By LARRY VAUGHT
Before the NBA Draft, ESPN analyst Jay Bilas said he didn’t think college coaches developed NBA players as much as they just recruited players who already had NBA talent.
Not surprisingly, Kentucky coach John Calipari disagrees — and probably other college coaches do as well.
“I don’t agree. What about Tyler Herro? What about Eric Bledsoe? I don’t know, maybe I’m missing something. Everybody must have missed on those kids. They just didn’t evaluate them right and we did,” Calipari said after the draft last week where Herro was a lottery pick after one year at UK.
“I think that are two things that have come out of this. How are our kids, 75 percent of them, getting to second and third (NBA) contracts? We just evaluated better? There are other schools that are evaluating just like us and their kids don’t seem to make it. When they do make it, it’s about 20 percent of the kids, 15 percent. So, I don’t agree with him.”
Obviously that was a not so subtle shot at some other major programs. But Calipari was just warming up.
“I think there’s a culture that we have and a system and process that we have of developing them with an idea of what the end result is, trying to win. I just told the guys, during the season it’s about winning, it’s about our team. When the season ends, it’s about each individual player,” Calipari said.
“In the season, we’re about this. How about teaching you how to defend? How many of our guys have gone in the NBA and not been able to defend, not known the terminology, not known all those kinds of things? I like to say, how many players in the NBA Draft as rookies are going to go in as volume shooters? None. They went to a school because they wanted to be the volume shooter. Now, they’re going to a team where they’re not going to be the volume shooter. You’ve got to know how to play.
“Our kids can do both. Not all of them because not all of them are going to end up being volume shooters in the NBA. They’re going to be one of those other guys. I don’t believe it, but he can say it. ‘Why go there when you can go anywhere’ is what he’s basically saying.

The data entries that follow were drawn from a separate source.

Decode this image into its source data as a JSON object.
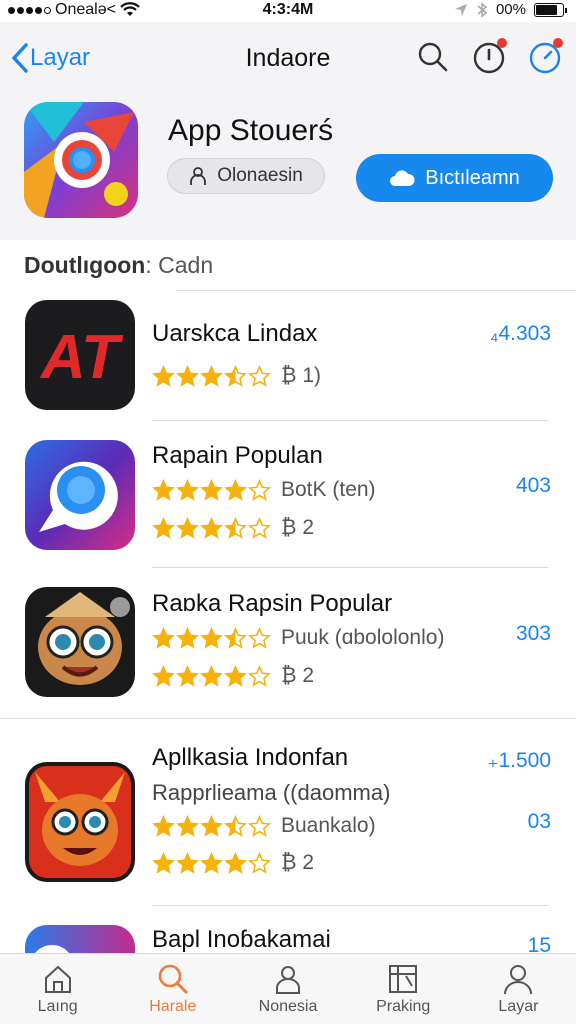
{
  "status_bar": {
    "carrier": "Onealə<",
    "time": "4:3:4M",
    "battery": "00%",
    "battery_level": 0.85
  },
  "nav": {
    "back_label": "Layar",
    "title": "Indaore"
  },
  "hero": {
    "title": "App Stouerś",
    "secondary_button": "Olonaesin",
    "primary_button": "Bıctıleamn"
  },
  "section": {
    "title_bold": "Doutlıgoon",
    "title_rest": ": Cadn"
  },
  "apps": [
    {
      "name": "Uarskca Lindax",
      "price": "₄4.303",
      "ratings": [
        {
          "stars": 3.5,
          "label": "₿ 1)"
        }
      ]
    },
    {
      "name": "Rapain Populan",
      "price": "403",
      "ratings": [
        {
          "stars": 4,
          "label": "BotK (ten)"
        },
        {
          "stars": 3.5,
          "label": "₿ 2"
        }
      ]
    },
    {
      "name": "Raɒka Rapsin Popular",
      "price": "303",
      "ratings": [
        {
          "stars": 3.5,
          "label": "Puuk (ɑbololonlo)"
        },
        {
          "stars": 4,
          "label": "₿ 2"
        }
      ]
    },
    {
      "name": "Apllkasia Indonfan",
      "subtitle": "Rapprlieama ((daomma)",
      "price": "₊1.500",
      "price2": "03",
      "ratings": [
        {
          "stars": 3.5,
          "label": "Buankalo)"
        },
        {
          "stars": 4,
          "label": "₿ 2"
        }
      ]
    },
    {
      "name": "Bapl Inoɓakamai",
      "price": "15"
    }
  ],
  "tabs": [
    {
      "label": "Laıng",
      "icon": "home-icon",
      "active": false
    },
    {
      "label": "Harale",
      "icon": "search-icon",
      "active": true
    },
    {
      "label": "Nonesia",
      "icon": "user-icon",
      "active": false
    },
    {
      "label": "Praking",
      "icon": "charts-icon",
      "active": false
    },
    {
      "label": "Layar",
      "icon": "person-icon",
      "active": false
    }
  ],
  "colors": {
    "accent": "#1788ee",
    "active_tab": "#f07a3c",
    "star": "#f6b20a",
    "badge": "#e53b30"
  }
}
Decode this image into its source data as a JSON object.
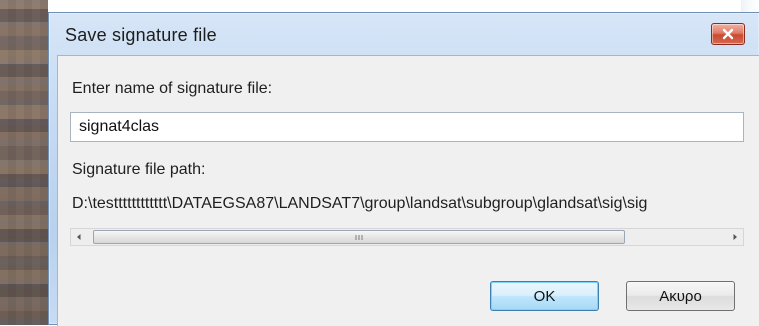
{
  "window": {
    "title": "Save signature file"
  },
  "form": {
    "name_label": "Enter name of signature file:",
    "name_value": "signat4clas",
    "path_label": "Signature file path:",
    "path_value": "D:\\testttttttttttt\\DATAEGSA87\\LANDSAT7\\group\\landsat\\subgroup\\glandsat\\sig\\sig"
  },
  "scrollbar": {
    "position": 0,
    "grip": "III"
  },
  "buttons": {
    "ok_label": "OK",
    "cancel_label": "Ακυρο"
  },
  "icons": {
    "close": "close-icon",
    "scroll_left": "scroll-left-arrow-icon",
    "scroll_right": "scroll-right-arrow-icon",
    "thumb_grip": "scroll-thumb-grip-icon"
  },
  "colors": {
    "close_button": "#c94a2f",
    "default_button_border": "#3c7fb1",
    "window_frame": "#c8dcf3",
    "dialog_background": "#f0f0f0"
  }
}
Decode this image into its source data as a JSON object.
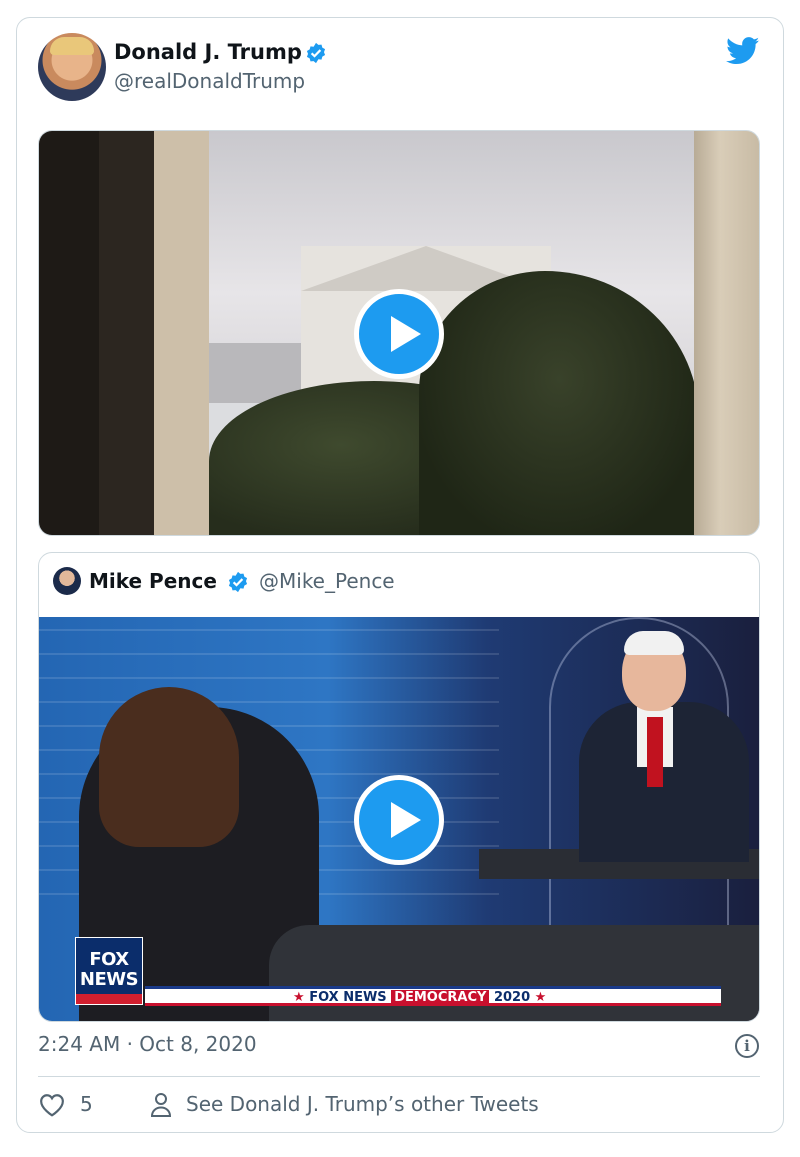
{
  "tweet": {
    "author_name": "Donald J. Trump",
    "author_handle": "@realDonaldTrump",
    "timestamp": "2:24 AM · Oct 8, 2020",
    "like_count": "5",
    "see_other_label": "See Donald J. Trump’s other Tweets"
  },
  "quoted_tweet": {
    "author_name": "Mike Pence",
    "author_handle": "@Mike_Pence",
    "overlay": {
      "logo_line1": "FOX",
      "logo_line2": "NEWS",
      "banner_brand": "FOX NEWS",
      "banner_democracy": "DEMOCRACY",
      "banner_year": "2020"
    }
  },
  "icons": {
    "verified": "verified-badge-icon",
    "brand": "twitter-bird-icon",
    "play": "play-icon",
    "info": "info-icon",
    "like": "heart-icon",
    "profile": "person-icon"
  },
  "colors": {
    "accent": "#1d9bf0",
    "text_primary": "#0f1419",
    "text_secondary": "#536471",
    "border": "#cfd9de"
  }
}
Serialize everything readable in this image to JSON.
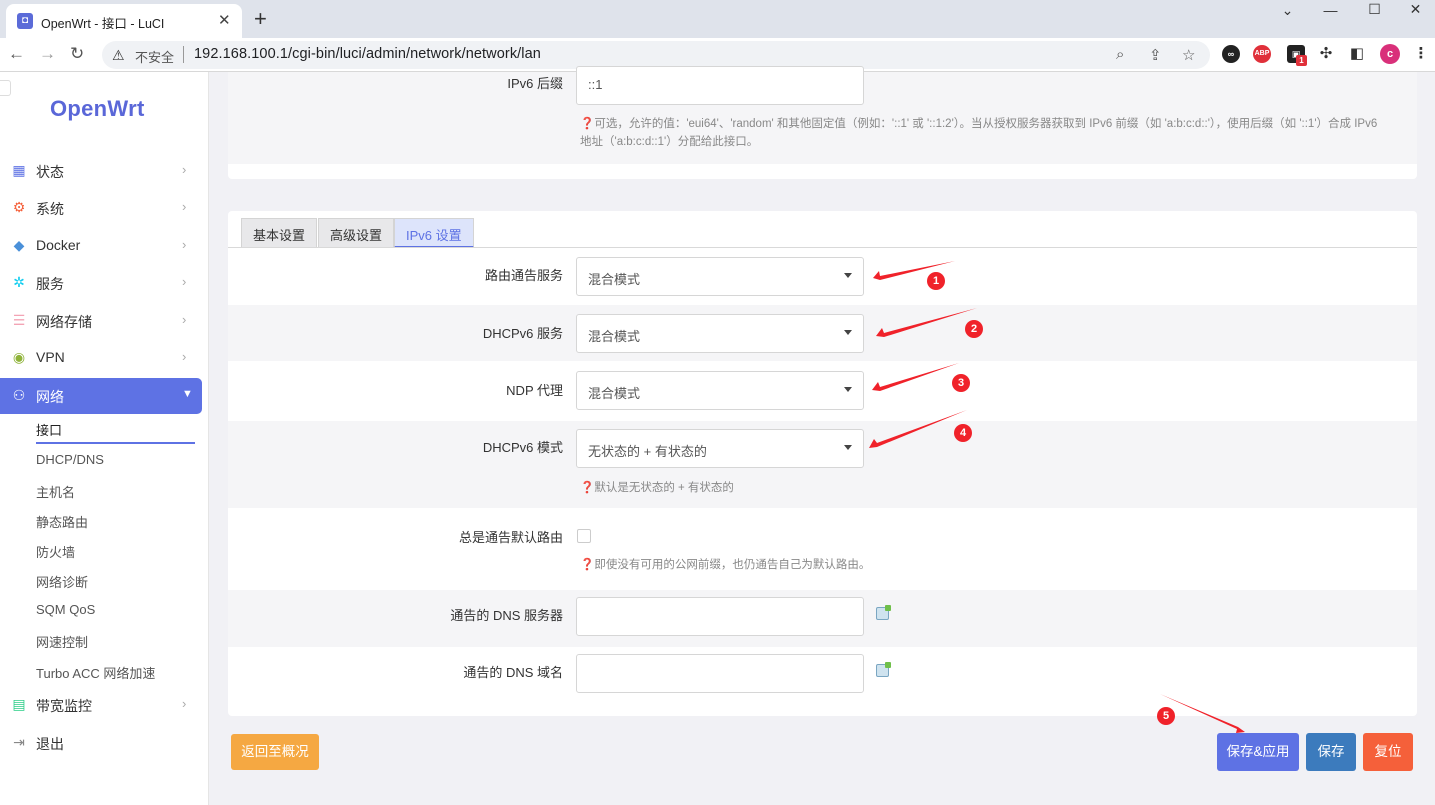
{
  "browser": {
    "tab_title": "OpenWrt - 接口 - LuCI",
    "tab_close": "✕",
    "new_tab": "+",
    "insecure_label": "不安全",
    "url": "192.168.100.1/cgi-bin/luci/admin/network/network/lan",
    "profile_initial": "c",
    "ext_badge": "1",
    "abp_label": "ABP"
  },
  "sidebar": {
    "logo": "OpenWrt",
    "menu": [
      {
        "label": "状态",
        "icon": "dashboard-icon",
        "color": "#5e72e4"
      },
      {
        "label": "系统",
        "icon": "gear-icon",
        "color": "#f5603a"
      },
      {
        "label": "Docker",
        "icon": "docker-icon",
        "color": "#4a90d9"
      },
      {
        "label": "服务",
        "icon": "services-icon",
        "color": "#11cdef"
      },
      {
        "label": "网络存储",
        "icon": "storage-icon",
        "color": "#f3a4b5"
      },
      {
        "label": "VPN",
        "icon": "vpn-icon",
        "color": "#8fb339"
      },
      {
        "label": "网络",
        "icon": "network-icon",
        "color": "#ffffff"
      },
      {
        "label": "带宽监控",
        "icon": "bandwidth-icon",
        "color": "#2dce89"
      },
      {
        "label": "退出",
        "icon": "logout-icon",
        "color": "#888888"
      }
    ],
    "submenu": [
      "接口",
      "DHCP/DNS",
      "主机名",
      "静态路由",
      "防火墙",
      "网络诊断",
      "SQM QoS",
      "网速控制",
      "Turbo ACC 网络加速"
    ]
  },
  "top_section": {
    "ipv6_suffix_label": "IPv6 后缀",
    "ipv6_suffix_value": "::1",
    "hint_line1": "❓可选，允许的值：'eui64'、'random' 和其他固定值（例如：'::1' 或 '::1:2'）。当从授权服务器获取到 IPv6 前缀（如 'a:b:c:d::'），使用后缀（如 '::1'）合成 IPv6",
    "hint_line2": "地址（'a:b:c:d::1'）分配给此接口。"
  },
  "tabs": [
    "基本设置",
    "高级设置",
    "IPv6 设置"
  ],
  "ipv6_settings": {
    "ra_service_label": "路由通告服务",
    "ra_service_value": "混合模式",
    "dhcpv6_service_label": "DHCPv6 服务",
    "dhcpv6_service_value": "混合模式",
    "ndp_proxy_label": "NDP 代理",
    "ndp_proxy_value": "混合模式",
    "dhcpv6_mode_label": "DHCPv6 模式",
    "dhcpv6_mode_value": "无状态的 + 有状态的",
    "dhcpv6_mode_hint": "❓默认是无状态的 + 有状态的",
    "default_route_label": "总是通告默认路由",
    "default_route_hint": "❓即使没有可用的公网前缀，也仍通告自己为默认路由。",
    "dns_server_label": "通告的 DNS 服务器",
    "dns_domain_label": "通告的 DNS 域名"
  },
  "buttons": {
    "back": "返回至概况",
    "save_apply": "保存&应用",
    "save": "保存",
    "reset": "复位"
  },
  "annotations": [
    "1",
    "2",
    "3",
    "4",
    "5"
  ],
  "colors": {
    "accent": "#5e72e4",
    "back_button": "#f5a842",
    "save_button": "#3c7bbd",
    "reset_button": "#f5603a",
    "annotation": "#f0222a"
  }
}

“Once you hear it doesn’t matter what school you go to, you’re going to make it if you’re supposed to. Do you believe that’s true? Does anybody believe that’s true? I don’t say if you don’t come to Kentucky – no, that’s not what I say. But to say it doesn’t matter, I don’t know.”